** Extracted data follows **

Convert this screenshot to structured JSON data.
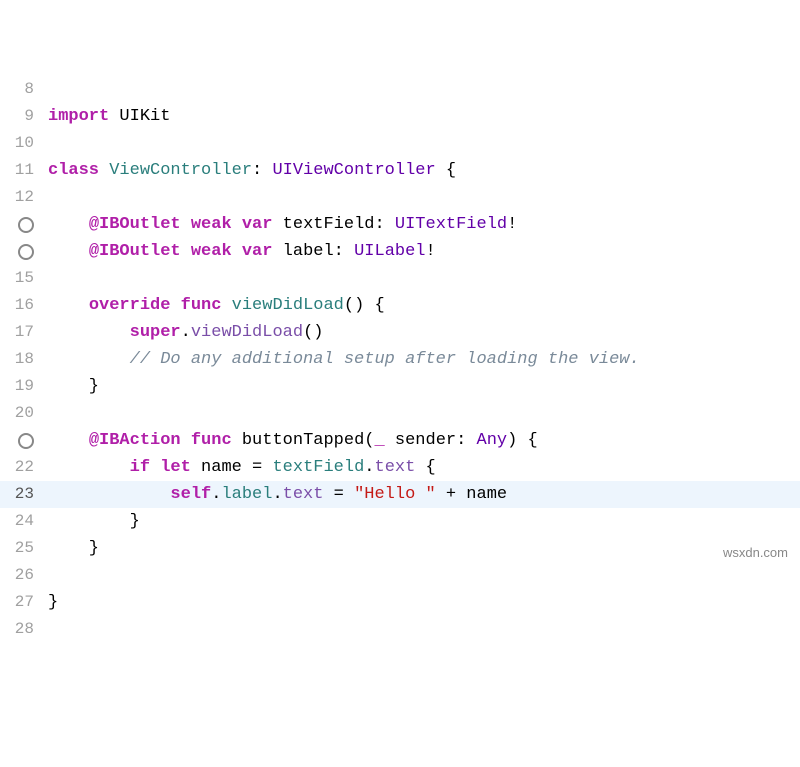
{
  "watermark": "wsxdn.com",
  "lines": [
    {
      "num": "8",
      "bp": false,
      "hl": false,
      "tokens": []
    },
    {
      "num": "9",
      "bp": false,
      "hl": false,
      "tokens": [
        {
          "cls": "kw-import",
          "t": "import"
        },
        {
          "cls": "text",
          "t": " UIKit"
        }
      ]
    },
    {
      "num": "10",
      "bp": false,
      "hl": false,
      "tokens": []
    },
    {
      "num": "11",
      "bp": false,
      "hl": false,
      "tokens": [
        {
          "cls": "kw-class",
          "t": "class"
        },
        {
          "cls": "text",
          "t": " "
        },
        {
          "cls": "ident-teal",
          "t": "ViewController"
        },
        {
          "cls": "text",
          "t": ": "
        },
        {
          "cls": "typeExt",
          "t": "UIViewController"
        },
        {
          "cls": "text",
          "t": " {"
        }
      ]
    },
    {
      "num": "12",
      "bp": false,
      "hl": false,
      "tokens": []
    },
    {
      "num": "",
      "bp": true,
      "hl": false,
      "tokens": [
        {
          "cls": "text",
          "t": "    "
        },
        {
          "cls": "attr",
          "t": "@IBOutlet"
        },
        {
          "cls": "text",
          "t": " "
        },
        {
          "cls": "kw-weak",
          "t": "weak"
        },
        {
          "cls": "text",
          "t": " "
        },
        {
          "cls": "kw-var",
          "t": "var"
        },
        {
          "cls": "text",
          "t": " textField: "
        },
        {
          "cls": "typeExt",
          "t": "UITextField"
        },
        {
          "cls": "text",
          "t": "!"
        }
      ]
    },
    {
      "num": "",
      "bp": true,
      "hl": false,
      "tokens": [
        {
          "cls": "text",
          "t": "    "
        },
        {
          "cls": "attr",
          "t": "@IBOutlet"
        },
        {
          "cls": "text",
          "t": " "
        },
        {
          "cls": "kw-weak",
          "t": "weak"
        },
        {
          "cls": "text",
          "t": " "
        },
        {
          "cls": "kw-var",
          "t": "var"
        },
        {
          "cls": "text",
          "t": " label: "
        },
        {
          "cls": "typeExt",
          "t": "UILabel"
        },
        {
          "cls": "text",
          "t": "!"
        }
      ]
    },
    {
      "num": "15",
      "bp": false,
      "hl": false,
      "tokens": []
    },
    {
      "num": "16",
      "bp": false,
      "hl": false,
      "tokens": [
        {
          "cls": "text",
          "t": "    "
        },
        {
          "cls": "kw-override",
          "t": "override"
        },
        {
          "cls": "text",
          "t": " "
        },
        {
          "cls": "kw-func",
          "t": "func"
        },
        {
          "cls": "text",
          "t": " "
        },
        {
          "cls": "ident-teal",
          "t": "viewDidLoad"
        },
        {
          "cls": "text",
          "t": "() {"
        }
      ]
    },
    {
      "num": "17",
      "bp": false,
      "hl": false,
      "tokens": [
        {
          "cls": "text",
          "t": "        "
        },
        {
          "cls": "kw-super",
          "t": "super"
        },
        {
          "cls": "text",
          "t": "."
        },
        {
          "cls": "ident-purple",
          "t": "viewDidLoad"
        },
        {
          "cls": "text",
          "t": "()"
        }
      ]
    },
    {
      "num": "18",
      "bp": false,
      "hl": false,
      "tokens": [
        {
          "cls": "text",
          "t": "        "
        },
        {
          "cls": "comment",
          "t": "// Do any additional setup after loading the view."
        }
      ]
    },
    {
      "num": "19",
      "bp": false,
      "hl": false,
      "tokens": [
        {
          "cls": "text",
          "t": "    }"
        }
      ]
    },
    {
      "num": "20",
      "bp": false,
      "hl": false,
      "tokens": []
    },
    {
      "num": "",
      "bp": true,
      "hl": false,
      "tokens": [
        {
          "cls": "text",
          "t": "    "
        },
        {
          "cls": "attr",
          "t": "@IBAction"
        },
        {
          "cls": "text",
          "t": " "
        },
        {
          "cls": "kw-func",
          "t": "func"
        },
        {
          "cls": "text",
          "t": " buttonTapped("
        },
        {
          "cls": "kw-weak",
          "t": "_"
        },
        {
          "cls": "text",
          "t": " sender: "
        },
        {
          "cls": "typeExt",
          "t": "Any"
        },
        {
          "cls": "text",
          "t": ") {"
        }
      ]
    },
    {
      "num": "22",
      "bp": false,
      "hl": false,
      "tokens": [
        {
          "cls": "text",
          "t": "        "
        },
        {
          "cls": "kw-if",
          "t": "if"
        },
        {
          "cls": "text",
          "t": " "
        },
        {
          "cls": "kw-let",
          "t": "let"
        },
        {
          "cls": "text",
          "t": " name = "
        },
        {
          "cls": "ident-teal",
          "t": "textField"
        },
        {
          "cls": "text",
          "t": "."
        },
        {
          "cls": "ident-purple",
          "t": "text"
        },
        {
          "cls": "text",
          "t": " {"
        }
      ]
    },
    {
      "num": "23",
      "bp": false,
      "hl": true,
      "current": true,
      "tokens": [
        {
          "cls": "text",
          "t": "            "
        },
        {
          "cls": "kw-self",
          "t": "self"
        },
        {
          "cls": "text",
          "t": "."
        },
        {
          "cls": "ident-teal",
          "t": "label"
        },
        {
          "cls": "text",
          "t": "."
        },
        {
          "cls": "ident-purple",
          "t": "text"
        },
        {
          "cls": "text",
          "t": " = "
        },
        {
          "cls": "string",
          "t": "\"Hello \""
        },
        {
          "cls": "text",
          "t": " + name"
        }
      ]
    },
    {
      "num": "24",
      "bp": false,
      "hl": false,
      "tokens": [
        {
          "cls": "text",
          "t": "        }"
        }
      ]
    },
    {
      "num": "25",
      "bp": false,
      "hl": false,
      "tokens": [
        {
          "cls": "text",
          "t": "    }"
        }
      ]
    },
    {
      "num": "26",
      "bp": false,
      "hl": false,
      "tokens": []
    },
    {
      "num": "27",
      "bp": false,
      "hl": false,
      "tokens": [
        {
          "cls": "text",
          "t": "}"
        }
      ]
    },
    {
      "num": "28",
      "bp": false,
      "hl": false,
      "tokens": []
    }
  ]
}
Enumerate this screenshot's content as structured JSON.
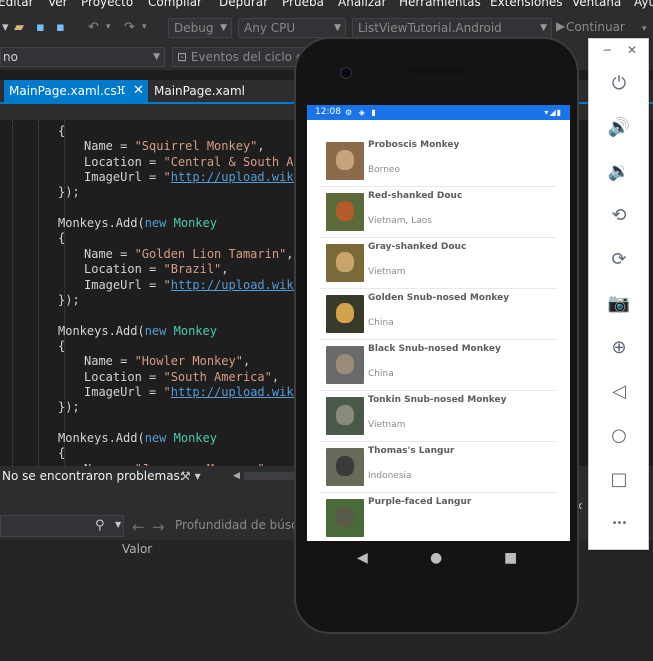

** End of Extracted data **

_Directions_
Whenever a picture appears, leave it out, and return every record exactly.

_Solved problem_
Convert this screenshot to structured JSON data.
{
  "watermark": "wsxdn.com",
  "lines": [
    {
      "num": "8",
      "bp": false,
      "hl": false,
      "tokens": []
    },
    {
      "num": "9",
      "bp": false,
      "hl": false,
      "tokens": [
        {
          "cls": "kw-import",
          "t": "import"
        },
        {
          "cls": "text",
          "t": " UIKit"
        }
      ]
    },
    {
      "num": "10",
      "bp": false,
      "hl": false,
      "tokens": []
    },
    {
      "num": "11",
      "bp": false,
      "hl": false,
      "tokens": [
        {
          "cls": "kw-class",
          "t": "class"
        },
        {
          "cls": "text",
          "t": " "
        },
        {
          "cls": "ident-teal",
          "t": "ViewController"
        },
        {
          "cls": "text",
          "t": ": "
        },
        {
          "cls": "typeExt",
          "t": "UIViewController"
        },
        {
          "cls": "text",
          "t": " {"
        }
      ]
    },
    {
      "num": "12",
      "bp": false,
      "hl": false,
      "tokens": []
    },
    {
      "num": "",
      "bp": true,
      "hl": false,
      "tokens": [
        {
          "cls": "text",
          "t": "    "
        },
        {
          "cls": "attr",
          "t": "@IBOutlet"
        },
        {
          "cls": "text",
          "t": " "
        },
        {
          "cls": "kw-weak",
          "t": "weak"
        },
        {
          "cls": "text",
          "t": " "
        },
        {
          "cls": "kw-var",
          "t": "var"
        },
        {
          "cls": "text",
          "t": " textField: "
        },
        {
          "cls": "typeExt",
          "t": "UITextField"
        },
        {
          "cls": "text",
          "t": "!"
        }
      ]
    },
    {
      "num": "",
      "bp": true,
      "hl": false,
      "tokens": [
        {
          "cls": "text",
          "t": "    "
        },
        {
          "cls": "attr",
          "t": "@IBOutlet"
        },
        {
          "cls": "text",
          "t": " "
        },
        {
          "cls": "kw-weak",
          "t": "weak"
        },
        {
          "cls": "text",
          "t": " "
        },
        {
          "cls": "kw-var",
          "t": "var"
        },
        {
          "cls": "text",
          "t": " label: "
        },
        {
          "cls": "typeExt",
          "t": "UILabel"
        },
        {
          "cls": "text",
          "t": "!"
        }
      ]
    },
    {
      "num": "15",
      "bp": false,
      "hl": false,
      "tokens": []
    },
    {
      "num": "16",
      "bp": false,
      "hl": false,
      "tokens": [
        {
          "cls": "text",
          "t": "    "
        },
        {
          "cls": "kw-override",
          "t": "override"
        },
        {
          "cls": "text",
          "t": " "
        },
        {
          "cls": "kw-func",
          "t": "func"
        },
        {
          "cls": "text",
          "t": " "
        },
        {
          "cls": "ident-teal",
          "t": "viewDidLoad"
        },
        {
          "cls": "text",
          "t": "() {"
        }
      ]
    },
    {
      "num": "17",
      "bp": false,
      "hl": false,
      "tokens": [
        {
          "cls": "text",
          "t": "        "
        },
        {
          "cls": "kw-super",
          "t": "super"
        },
        {
          "cls": "text",
          "t": "."
        },
        {
          "cls": "ident-purple",
          "t": "viewDidLoad"
        },
        {
          "cls": "text",
          "t": "()"
        }
      ]
    },
    {
      "num": "18",
      "bp": false,
      "hl": false,
      "tokens": [
        {
          "cls": "text",
          "t": "        "
        },
        {
          "cls": "comment",
          "t": "// Do any additional setup after loading the view."
        }
      ]
    },
    {
      "num": "19",
      "bp": false,
      "hl": false,
      "tokens": [
        {
          "cls": "text",
          "t": "    }"
        }
      ]
    },
    {
      "num": "20",
      "bp": false,
      "hl": false,
      "tokens": []
    },
    {
      "num": "",
      "bp": true,
      "hl": false,
      "tokens": [
        {
          "cls": "text",
          "t": "    "
        },
        {
          "cls": "attr",
          "t": "@IBAction"
        },
        {
          "cls": "text",
          "t": " "
        },
        {
          "cls": "kw-func",
          "t": "func"
        },
        {
          "cls": "text",
          "t": " buttonTapped("
        },
        {
          "cls": "kw-weak",
          "t": "_"
        },
        {
          "cls": "text",
          "t": " sender: "
        },
        {
          "cls": "typeExt",
          "t": "Any"
        },
        {
          "cls": "text",
          "t": ") {"
        }
      ]
    },
    {
      "num": "22",
      "bp": false,
      "hl": false,
      "tokens": [
        {
          "cls": "text",
          "t": "        "
        },
        {
          "cls": "kw-if",
          "t": "if"
        },
        {
          "cls": "text",
          "t": " "
        },
        {
          "cls": "kw-let",
          "t": "let"
        },
        {
          "cls": "text",
          "t": " name = "
        },
        {
          "cls": "ident-teal",
          "t": "textField"
        },
        {
          "cls": "text",
          "t": "."
        },
        {
          "cls": "ident-purple",
          "t": "text"
        },
        {
          "cls": "text",
          "t": " {"
        }
      ]
    },
    {
      "num": "23",
      "bp": false,
      "hl": true,
      "current": true,
      "tokens": [
        {
          "cls": "text",
          "t": "            "
        },
        {
          "cls": "kw-self",
          "t": "self"
        },
        {
          "cls": "text",
          "t": "."
        },
        {
          "cls": "ident-teal",
          "t": "label"
        },
        {
          "cls": "text",
          "t": "."
        },
        {
          "cls": "ident-purple",
          "t": "text"
        },
        {
          "cls": "text",
          "t": " = "
        },
        {
          "cls": "string",
          "t": "\"Hello \""
        },
        {
          "cls": "text",
          "t": " + name"
        }
      ]
    },
    {
      "num": "24",
      "bp": false,
      "hl": false,
      "tokens": [
        {
          "cls": "text",
          "t": "        }"
        }
      ]
    },
    {
      "num": "25",
      "bp": false,
      "hl": false,
      "tokens": [
        {
          "cls": "text",
          "t": "    }"
        }
      ]
    },
    {
      "num": "26",
      "bp": false,
      "hl": false,
      "tokens": []
    },
    {
      "num": "27",
      "bp": false,
      "hl": false,
      "tokens": [
        {
          "cls": "text",
          "t": "}"
        }
      ]
    },
    {
      "num": "28",
      "bp": false,
      "hl": false,
      "tokens": []
    }
  ]
}
Enumerate this screenshot's content as structured JSON.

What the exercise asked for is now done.